[Records from a data collection]
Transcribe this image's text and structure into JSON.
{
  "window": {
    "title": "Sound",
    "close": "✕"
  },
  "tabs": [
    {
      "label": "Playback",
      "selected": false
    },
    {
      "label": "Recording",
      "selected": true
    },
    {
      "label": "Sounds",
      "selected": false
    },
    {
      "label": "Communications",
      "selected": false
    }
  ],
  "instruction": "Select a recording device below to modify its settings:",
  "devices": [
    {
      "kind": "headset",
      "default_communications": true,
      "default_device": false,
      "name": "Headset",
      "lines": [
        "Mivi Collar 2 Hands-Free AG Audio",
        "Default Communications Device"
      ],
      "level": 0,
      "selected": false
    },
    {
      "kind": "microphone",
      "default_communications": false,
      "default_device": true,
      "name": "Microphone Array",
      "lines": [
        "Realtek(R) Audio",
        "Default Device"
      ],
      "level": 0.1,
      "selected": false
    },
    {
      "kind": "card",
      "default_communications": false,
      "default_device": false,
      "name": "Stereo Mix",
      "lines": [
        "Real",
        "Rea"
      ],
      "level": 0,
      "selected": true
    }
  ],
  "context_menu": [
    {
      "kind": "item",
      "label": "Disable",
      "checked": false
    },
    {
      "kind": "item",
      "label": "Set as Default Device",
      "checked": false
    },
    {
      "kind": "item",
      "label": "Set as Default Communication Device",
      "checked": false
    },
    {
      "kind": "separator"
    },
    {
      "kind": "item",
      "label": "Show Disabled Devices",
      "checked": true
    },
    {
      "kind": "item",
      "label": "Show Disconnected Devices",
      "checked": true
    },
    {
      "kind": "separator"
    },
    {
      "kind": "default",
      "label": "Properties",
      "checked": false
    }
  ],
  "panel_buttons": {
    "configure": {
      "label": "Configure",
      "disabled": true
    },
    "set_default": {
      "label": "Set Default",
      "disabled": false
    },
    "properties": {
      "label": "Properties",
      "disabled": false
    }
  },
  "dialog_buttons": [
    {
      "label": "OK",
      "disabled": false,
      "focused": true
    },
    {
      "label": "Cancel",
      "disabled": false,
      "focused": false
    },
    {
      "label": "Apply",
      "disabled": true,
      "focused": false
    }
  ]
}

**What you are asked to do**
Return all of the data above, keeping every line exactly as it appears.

**Solution to this problem**
Transcribe this image's text and structure into JSON.
{
  "window": {
    "title": "Sound",
    "close": "✕"
  },
  "tabs": [
    {
      "label": "Playback",
      "selected": false
    },
    {
      "label": "Recording",
      "selected": true
    },
    {
      "label": "Sounds",
      "selected": false
    },
    {
      "label": "Communications",
      "selected": false
    }
  ],
  "instruction": "Select a recording device below to modify its settings:",
  "devices": [
    {
      "kind": "headset",
      "default_communications": true,
      "default_device": false,
      "name": "Headset",
      "lines": [
        "Mivi Collar 2 Hands-Free AG Audio",
        "Default Communications Device"
      ],
      "level": 0,
      "selected": false
    },
    {
      "kind": "microphone",
      "default_communications": false,
      "default_device": true,
      "name": "Microphone Array",
      "lines": [
        "Realtek(R) Audio",
        "Default Device"
      ],
      "level": 0.1,
      "selected": false
    },
    {
      "kind": "card",
      "default_communications": false,
      "default_device": false,
      "name": "Stereo Mix",
      "lines": [
        "Real",
        "Rea"
      ],
      "level": 0,
      "selected": true
    }
  ],
  "context_menu": [
    {
      "kind": "item",
      "label": "Disable",
      "checked": false
    },
    {
      "kind": "item",
      "label": "Set as Default Device",
      "checked": false
    },
    {
      "kind": "item",
      "label": "Set as Default Communication Device",
      "checked": false
    },
    {
      "kind": "separator"
    },
    {
      "kind": "item",
      "label": "Show Disabled Devices",
      "checked": true
    },
    {
      "kind": "item",
      "label": "Show Disconnected Devices",
      "checked": true
    },
    {
      "kind": "separator"
    },
    {
      "kind": "default",
      "label": "Properties",
      "checked": false
    }
  ],
  "panel_buttons": {
    "configure": {
      "label": "Configure",
      "disabled": true
    },
    "set_default": {
      "label": "Set Default",
      "disabled": false
    },
    "properties": {
      "label": "Properties",
      "disabled": false
    }
  },
  "dialog_buttons": [
    {
      "label": "OK",
      "disabled": false,
      "focused": true
    },
    {
      "label": "Cancel",
      "disabled": false,
      "focused": false
    },
    {
      "label": "Apply",
      "disabled": true,
      "focused": false
    }
  ]
}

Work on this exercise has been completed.